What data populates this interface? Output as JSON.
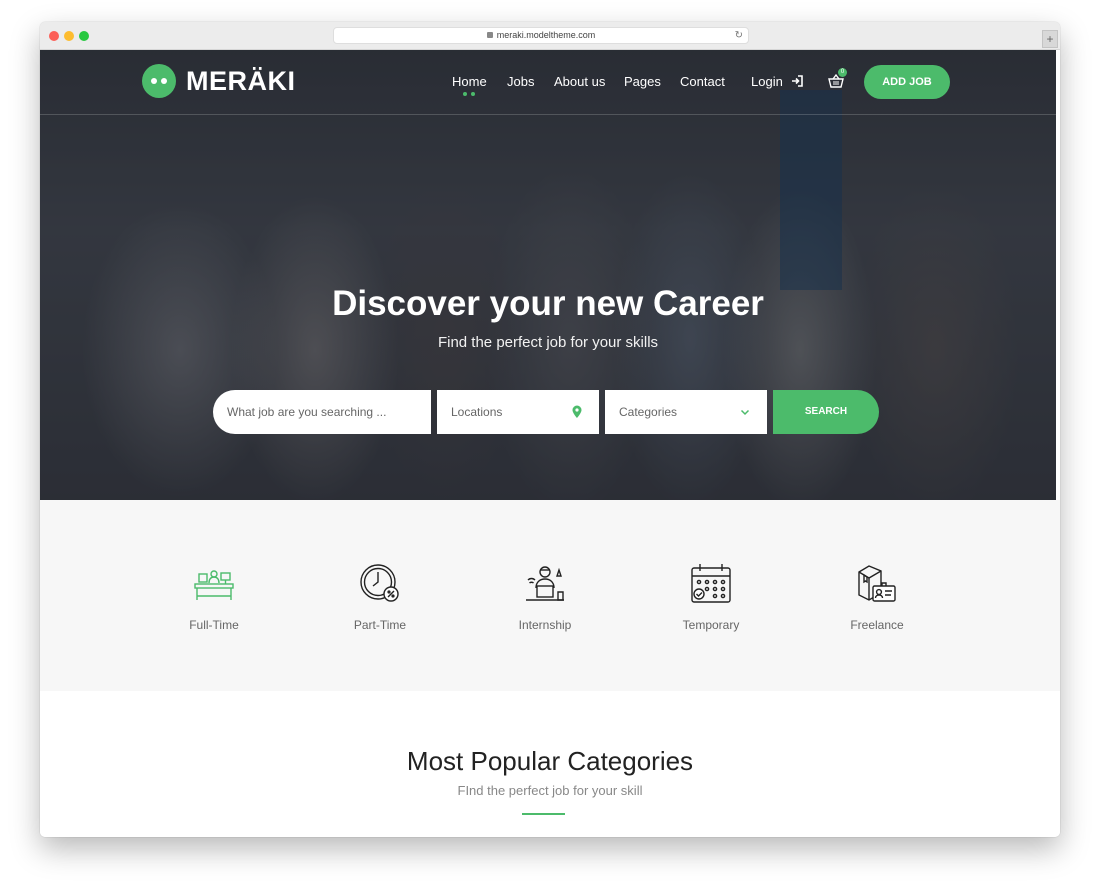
{
  "browser": {
    "url": "meraki.modeltheme.com"
  },
  "header": {
    "logo_text": "MERÄKI",
    "nav": [
      {
        "label": "Home",
        "active": true
      },
      {
        "label": "Jobs"
      },
      {
        "label": "About us"
      },
      {
        "label": "Pages"
      },
      {
        "label": "Contact"
      }
    ],
    "login_label": "Login",
    "cart_count": "0",
    "add_job_label": "ADD JOB"
  },
  "hero": {
    "title": "Discover your new Career",
    "subtitle": "Find the perfect job for your skills",
    "search": {
      "job_placeholder": "What job are you searching ...",
      "location_placeholder": "Locations",
      "category_value": "Categories",
      "button_label": "SEARCH"
    }
  },
  "job_types": [
    {
      "label": "Full-Time",
      "icon": "desk-icon",
      "color": "#4cbb6b"
    },
    {
      "label": "Part-Time",
      "icon": "clock-percent-icon"
    },
    {
      "label": "Internship",
      "icon": "intern-laptop-icon"
    },
    {
      "label": "Temporary",
      "icon": "calendar-check-icon"
    },
    {
      "label": "Freelance",
      "icon": "freelance-badge-icon"
    }
  ],
  "popular": {
    "title": "Most Popular Categories",
    "subtitle": "FInd the perfect job for your skill"
  },
  "colors": {
    "accent": "#4cbb6b",
    "text_dark": "#222222",
    "text_muted": "#666666"
  }
}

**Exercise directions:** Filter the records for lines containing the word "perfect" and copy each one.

**Problem solution:**
    "subtitle": "Find the perfect job for your skills",
    "subtitle": "FInd the perfect job for your skill"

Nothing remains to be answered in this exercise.